Washington bought land in 2005 for a bigger, more secure embassy in Khartoum but Fernandez said the Sudanese have consistently obstructed construction.

They are now holding U.S. diplomatic containers of building materials and equipment in Port Sudan, saying the Americans should pay customs. Diplomatic shipments are customs exempt.

“It’s a way for them to pressure us or respond to what they see as our actions,” the Charge said.

He said the killing of two U.S. embassy staff on Jan. 1 — American aid worker John Granville and a Sudanese driver — underlined the need to improve security.

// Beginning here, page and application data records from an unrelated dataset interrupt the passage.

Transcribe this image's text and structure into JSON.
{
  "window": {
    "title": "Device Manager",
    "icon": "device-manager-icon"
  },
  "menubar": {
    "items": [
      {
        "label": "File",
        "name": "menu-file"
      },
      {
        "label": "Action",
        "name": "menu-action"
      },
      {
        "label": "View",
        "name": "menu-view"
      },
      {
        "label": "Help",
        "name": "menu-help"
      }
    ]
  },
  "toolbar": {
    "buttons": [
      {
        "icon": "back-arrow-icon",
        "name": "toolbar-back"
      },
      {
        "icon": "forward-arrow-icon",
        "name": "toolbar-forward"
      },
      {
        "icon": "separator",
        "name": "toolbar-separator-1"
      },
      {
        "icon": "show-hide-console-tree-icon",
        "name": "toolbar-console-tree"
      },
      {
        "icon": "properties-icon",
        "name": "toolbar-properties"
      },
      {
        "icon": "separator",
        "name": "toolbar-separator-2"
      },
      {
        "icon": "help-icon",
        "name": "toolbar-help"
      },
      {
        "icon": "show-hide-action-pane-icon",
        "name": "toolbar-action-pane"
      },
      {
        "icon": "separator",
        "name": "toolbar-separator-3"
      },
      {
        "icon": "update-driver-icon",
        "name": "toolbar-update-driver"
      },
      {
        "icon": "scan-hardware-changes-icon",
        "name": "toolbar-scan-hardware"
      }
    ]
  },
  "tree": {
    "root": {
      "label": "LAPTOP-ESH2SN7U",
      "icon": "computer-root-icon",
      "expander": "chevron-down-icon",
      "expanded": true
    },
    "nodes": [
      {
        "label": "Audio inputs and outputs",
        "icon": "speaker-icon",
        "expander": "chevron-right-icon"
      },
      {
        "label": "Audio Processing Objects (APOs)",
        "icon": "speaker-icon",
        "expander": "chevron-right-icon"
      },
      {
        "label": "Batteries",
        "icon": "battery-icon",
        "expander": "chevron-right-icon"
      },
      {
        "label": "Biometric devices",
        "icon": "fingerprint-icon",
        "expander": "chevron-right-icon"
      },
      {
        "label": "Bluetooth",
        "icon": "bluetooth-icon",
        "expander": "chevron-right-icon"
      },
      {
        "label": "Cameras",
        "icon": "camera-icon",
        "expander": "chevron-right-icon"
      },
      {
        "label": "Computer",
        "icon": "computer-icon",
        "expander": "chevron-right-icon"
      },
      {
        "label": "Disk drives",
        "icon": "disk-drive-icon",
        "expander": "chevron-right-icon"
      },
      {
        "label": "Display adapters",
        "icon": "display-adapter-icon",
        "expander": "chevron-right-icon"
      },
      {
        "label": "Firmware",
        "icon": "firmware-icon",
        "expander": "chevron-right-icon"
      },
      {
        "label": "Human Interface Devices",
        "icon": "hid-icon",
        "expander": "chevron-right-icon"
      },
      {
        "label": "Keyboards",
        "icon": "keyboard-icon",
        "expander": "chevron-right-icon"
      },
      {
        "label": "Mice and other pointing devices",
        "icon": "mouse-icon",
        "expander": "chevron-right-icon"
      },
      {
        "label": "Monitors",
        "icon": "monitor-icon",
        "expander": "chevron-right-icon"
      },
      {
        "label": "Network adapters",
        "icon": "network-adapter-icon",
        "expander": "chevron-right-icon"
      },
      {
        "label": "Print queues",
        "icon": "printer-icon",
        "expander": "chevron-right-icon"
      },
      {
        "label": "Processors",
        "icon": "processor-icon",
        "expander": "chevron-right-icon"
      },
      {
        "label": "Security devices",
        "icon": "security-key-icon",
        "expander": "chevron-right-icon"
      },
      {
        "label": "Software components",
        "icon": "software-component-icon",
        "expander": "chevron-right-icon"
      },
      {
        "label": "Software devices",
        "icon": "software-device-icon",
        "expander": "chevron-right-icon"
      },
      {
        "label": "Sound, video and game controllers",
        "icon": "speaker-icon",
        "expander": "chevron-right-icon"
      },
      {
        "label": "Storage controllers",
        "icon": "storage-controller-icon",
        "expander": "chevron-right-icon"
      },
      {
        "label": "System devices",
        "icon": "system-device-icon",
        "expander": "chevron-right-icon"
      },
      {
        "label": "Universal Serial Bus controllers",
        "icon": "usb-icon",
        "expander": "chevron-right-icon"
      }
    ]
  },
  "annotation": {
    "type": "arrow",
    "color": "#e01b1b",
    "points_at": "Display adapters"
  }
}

Investigators say they still do not know if the motive was political or criminal.

Fernandez said he was still concerned at the lack of implementation of the peace deal which ended Africa’s longest war in Sudan’s south. Last year the former southern rebels withdrew from the national coalition government in protest.

Since then there has been movement on withdrawing northern troops from south Sudan and funding an April census ahead of elections, but key issues like the status of the disputed central oil-rich Abyei region remain vague.

“Abyei was referred to the presidency — is that going to mean a real solution … or is it going to be… buried in the presidency as was the case for the last 2-1/2 years?” he said.

He said budget shortfalls for the census remained and warned a lack of tangible progress on these issues could create another political deadlock. “There’s too many vague areas and too many gaps between grand proclamations and reality,” he said.

(Reuters)